These are unprecedented times, and the role of media to tell and record the story of South Africa as it develops is more important than ever. But it comes at a cost. Advertisers are cancelling campaigns, and our live events have come to an abrupt halt. Our income has been slashed.

The Mail & Guardian is a proud news publisher with roots stretching back 35 years. We’ve survived thanks to the support of our readers, we will need you to help us get through this.

To help us ensure another 35 future years of fiercely independent journalism, please subscribe.

Tebogo Tshwane
Tebogo Tshwane

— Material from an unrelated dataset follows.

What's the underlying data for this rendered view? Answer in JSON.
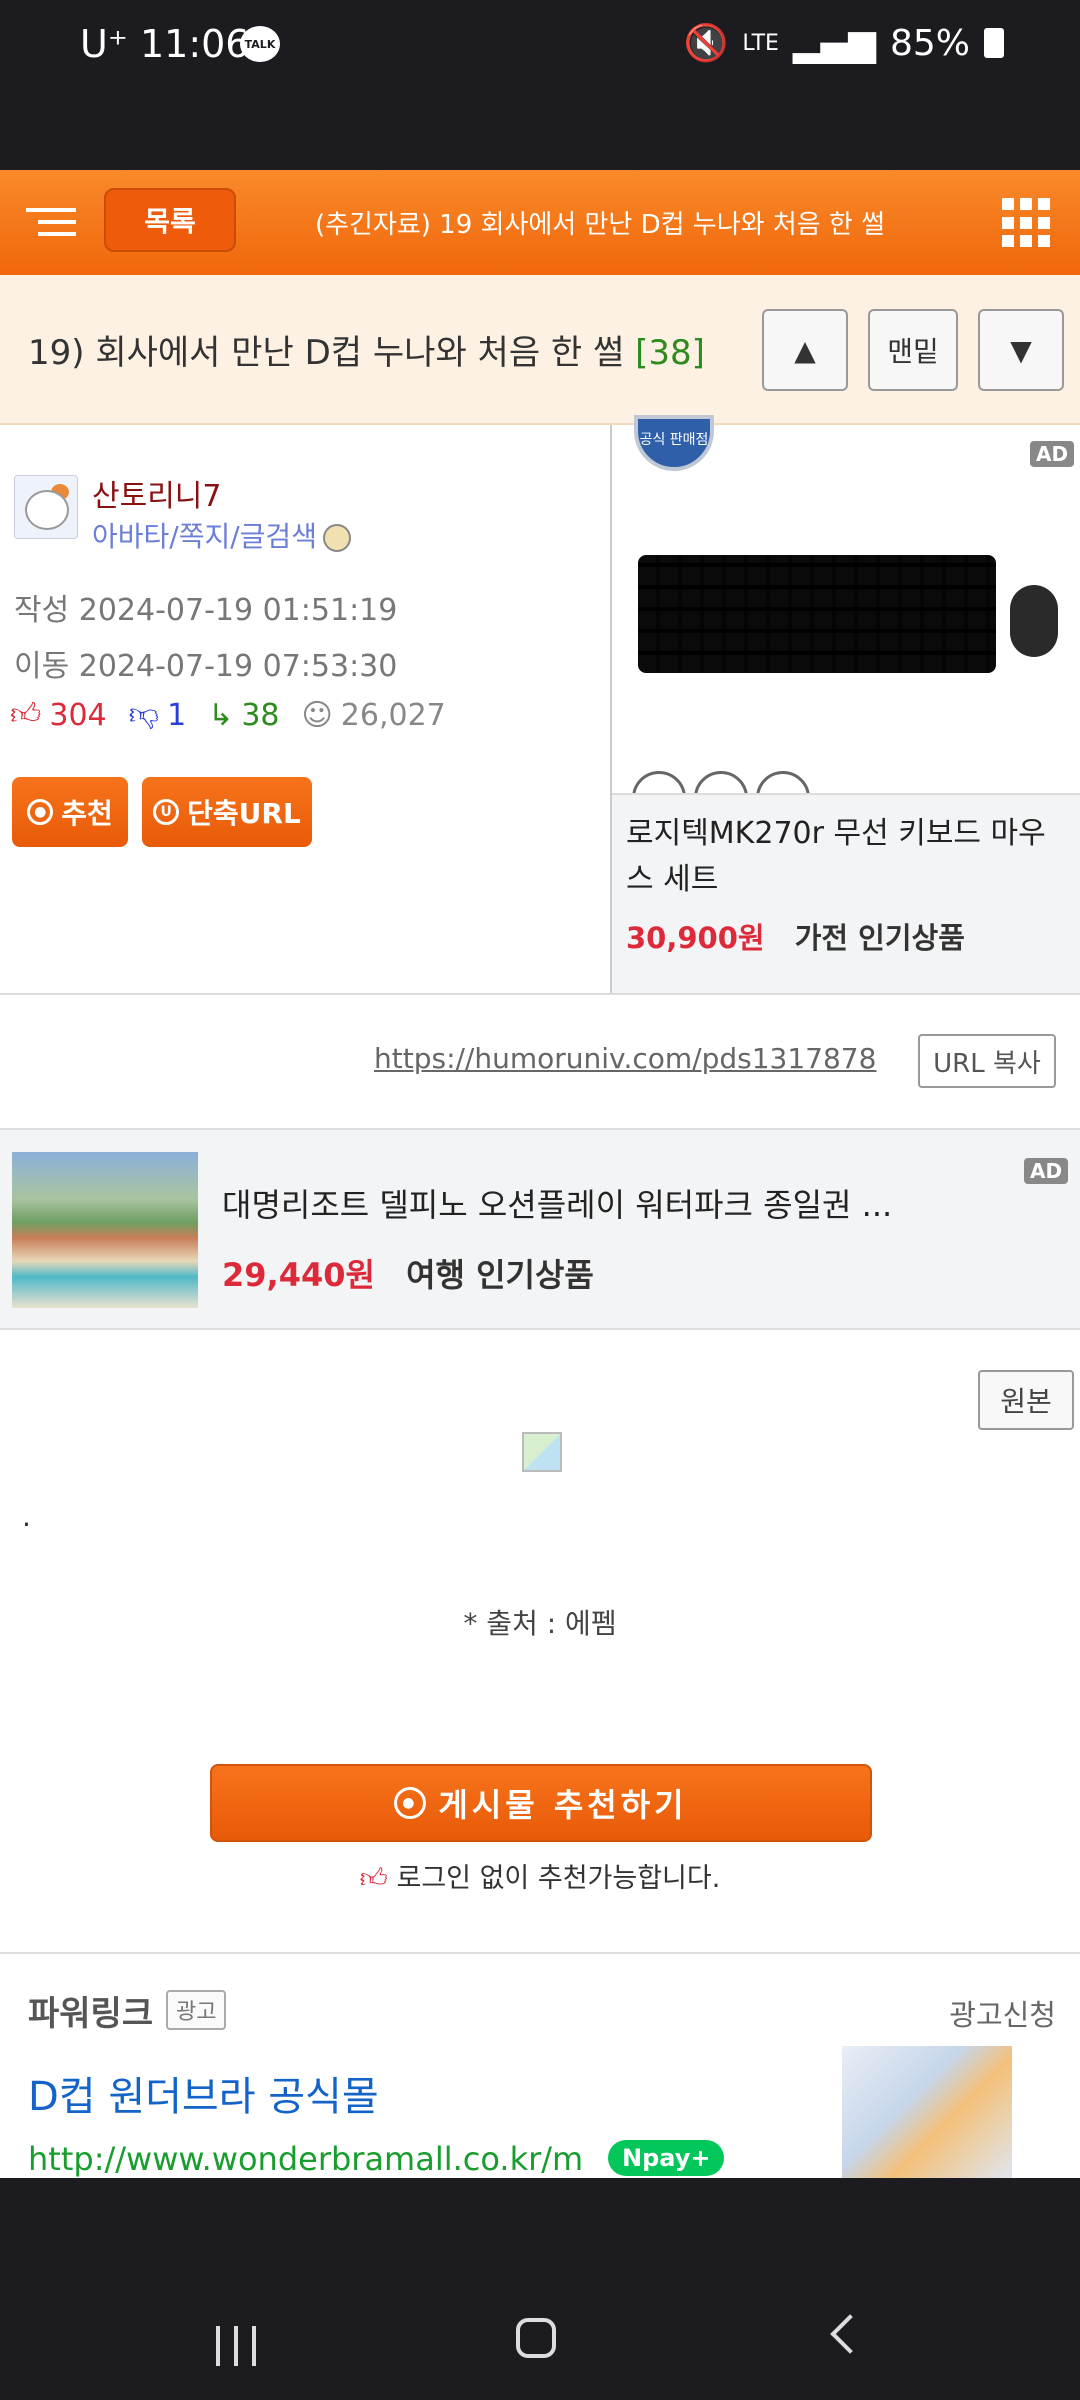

Tebogo Tshwane is an Adamela Trust financial journalism trainee at the Mail & Guardian. She was previously a general news intern at Eyewitness News and a current affairs show presenter at the Voice of Wits FM. Tshwane is passionate about socioeconomic issues and understanding how macroeconomic activities affect ordinary people. She holds a journalism honours degree from Wits University. 

Luke Feltham
Luke Feltham

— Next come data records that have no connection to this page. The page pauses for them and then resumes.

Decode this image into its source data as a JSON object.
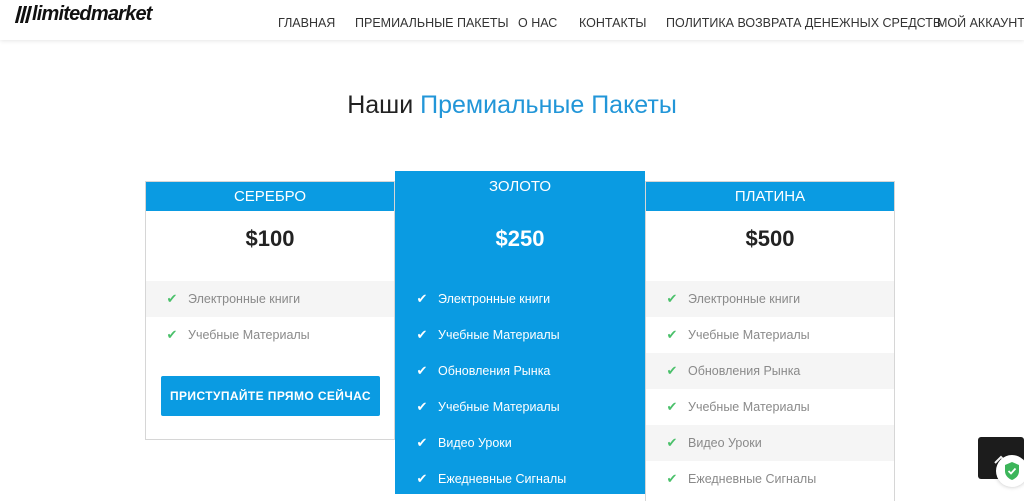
{
  "brand": {
    "logo_text": "limitedmarket"
  },
  "nav": {
    "items": [
      {
        "label": "ГЛАВНАЯ"
      },
      {
        "label": "ПРЕМИАЛЬНЫЕ ПАКЕТЫ"
      },
      {
        "label": "О НАС"
      },
      {
        "label": "КОНТАКТЫ"
      },
      {
        "label": "ПОЛИТИКА ВОЗВРАТА ДЕНЕЖНЫХ СРЕДСТВ"
      },
      {
        "label": "МОЙ АККАУНТ"
      }
    ]
  },
  "section": {
    "title_plain": "Наши",
    "title_accent": "Премиальные Пакеты"
  },
  "plans": [
    {
      "name": "СЕРЕБРО",
      "price": "$100",
      "features": [
        "Электронные книги",
        "Учебные Материалы"
      ],
      "button_label": "ПРИСТУПАЙТЕ ПРЯМО СЕЙЧАС"
    },
    {
      "name": "ЗОЛОТО",
      "price": "$250",
      "features": [
        "Электронные книги",
        "Учебные Материалы",
        "Обновления Рынка",
        "Учебные Материалы",
        "Видео Уроки",
        "Ежедневные Сигналы"
      ]
    },
    {
      "name": "ПЛАТИНА",
      "price": "$500",
      "features": [
        "Электронные книги",
        "Учебные Материалы",
        "Обновления Рынка",
        "Учебные Материалы",
        "Видео Уроки",
        "Ежедневные Сигналы"
      ]
    }
  ],
  "colors": {
    "accent": "#0a9be2",
    "title_accent": "#2296d8",
    "check_green": "#4ac06a"
  },
  "icons": {
    "feature": "check-icon",
    "scroll": "chevron-up-icon",
    "badge": "shield-check-icon"
  }
}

Luke Feltham runs the Mail & Guardian's sports desk. He was previously the online day editor.


Coalition politics and law: The fight over Tshwane

With coalition politics on the rise, particularly in local government, this kind of court case is likely to become more common

High court declares Dudu Myeni delinquent

Disgraced former SAA chairperson Dudu Myeni has been declared a delinquent director by the...

SANDF inquiry clears soldiers of the death of Collins Khosa

The board of inquiry also found that it was Khosa and his brother-in-law Thabiso Muvhango who caused the altercation with the defence force members

No back to school for teachers just yet

Last week the basic education minister was adamant that teachers will return to school on May 25, but some provinces say not all Covid-19 measures are in place to prevent its spread

Press Releases

Openview, now powered by two million homes

The future of free-to-air satellite TV is celebrating having two million viewers by giving away two homes worth R2-million

Road to recovery for the tourism sector: The South African perspective

The best-case scenario is that South Africa's tourism sector’s recovery will only begin in earnest towards the end of this year

What Africa can learn from Cuba in combating the Covid-19 pandemic

Africa should abandon the neoliberal path to be able to deal with Covid-19 and other health system challenges likely to emerge in future

Coexisting with Covid-19: Saving lives and the economy in India

A staggered exit from the lockdown accompanied by stepped-up testing to cover every district is necessary for India right now

Covid-19: Eased lockdown and rule of law Webinar

If you are arrested and fined in lockdown, you do get a criminal record if you pay the admission of guilt fine

Covid-19 and Frontline Workers

Who is caring for the healthcare workers? 'Working together is how we are going to get through this. It’s not just a marathon, it’s a relay'.

PPS webinar Part 2: Small business, big risk

The risks that businesses face and how they can be dealt with are something all business owners should be well acquainted with

Call for applications for the position of GCRO executive director

The Gauteng City-Region Observatory is seeking to appoint a high-calibre researcher and manager to be the executive director and to lead it

The best local and international journalism

handpicked and in your inbox every weekday